The Obama plan would use TARP funds to pay banks to take the outstanding mortgage balances down in cases when the borrowers are underwater. But this does not address impaired mortgages in cases where the house value had not fallen below the mortgage balance. What kind of mortgage forgiveness would be required to take outstanding mortgage balances to a sustainable level?
|US Residential Real Estate*||Mortgage Debt*||Equity/Value|
|High (2001-Q1)||$ 12,564,461||$ 4,883,306||61.1%|
|Low (2006-Q4)||$ 22,943,505||$ 9,825,218||57.2%|
|2009-Q4||$ 16,575,064||$ 10,262,339||38.1%|
|Necessary Debt Reduction||$3,495,842.22|
*in millions of dollars
From 1998-2006 the average home equity-to-home value ratio was 59%. This ratio was remarkably stable during this period, with a quarterly high of 61% and a quarterly low of 57%. Assuming this 58% is a steady state equilibrium, achieving this ratio in 2010 would require a $3.5 trillion reduction in outstanding mortgage balances.
Obviously, such a swift resolution will be better implemented over a longer horizon, but the current mismatch is so great that if the total market value of residential real estate grows by 4% per year, home equity would not reach 59% of assets until 2020. Mortgage balances are likely to fall from current levels. The question is whether that will come from principal reductions on existing mortgages or a decline in access to mortgage credit going forward. Part of the reduced access to credit would be welcome, as large down payments would be required to buy homes. But part of the decline would obviously harm would-be borrowers’ ability to own homes – and the political system has historically been unwilling to allow this to occur.
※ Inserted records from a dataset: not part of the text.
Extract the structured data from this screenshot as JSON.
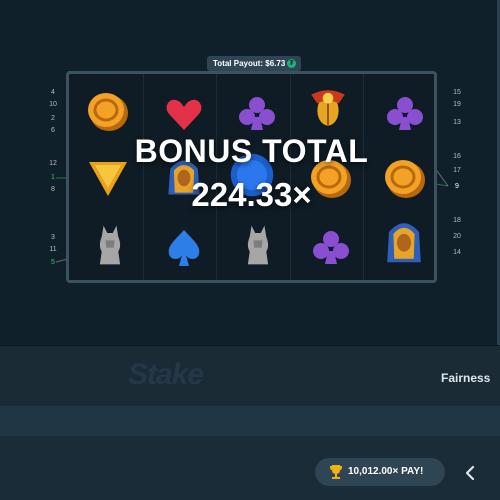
{
  "payout": {
    "label": "Total Payout: $6.73",
    "coin_icon": "tether-coin-icon",
    "coin_glyph": "₮"
  },
  "overlay": {
    "title": "BONUS TOTAL",
    "value": "224.33×"
  },
  "paylines_left": [
    "4",
    "10",
    "2",
    "6",
    "12",
    "1",
    "8",
    "3",
    "11",
    "5"
  ],
  "paylines_right": [
    "15",
    "19",
    "13",
    "16",
    "17",
    "9",
    "18",
    "20",
    "14"
  ],
  "win_lines": [
    "1",
    "5",
    "9"
  ],
  "symbols": [
    [
      "coin",
      "heart",
      "club",
      "scarab",
      "club"
    ],
    [
      "triangle",
      "pharaoh",
      "blue-coin",
      "coin",
      "coin"
    ],
    [
      "cat",
      "spade",
      "cat",
      "club",
      "pharaoh"
    ]
  ],
  "footer": {
    "logo": "Stake",
    "fairness": "Fairness"
  },
  "bottom": {
    "win_label": "10,012.00× PAY!",
    "trophy_icon": "trophy-icon",
    "chevron_icon": "chevron-left-icon"
  },
  "colors": {
    "background": "#1b2b36",
    "panel": "#10202b",
    "accent_green": "#1fb37b",
    "win_line": "#34d058"
  }
}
The Obama Administration is right to view principal reductions as the key to reducing foreclosures and limiting bank losses, but the scale of the problem is far larger than the proposed solution. The latest housing bailout plan is unlikely to have any better results than past efforts. Nor is it clear that the small positive benefits from the program outweigh the problems associated with obvious moral hazard of debt forgiveness. The bottom line is that current economic and policy trends point to de facto government ownership of housing market credit obligations for the rest of the decade.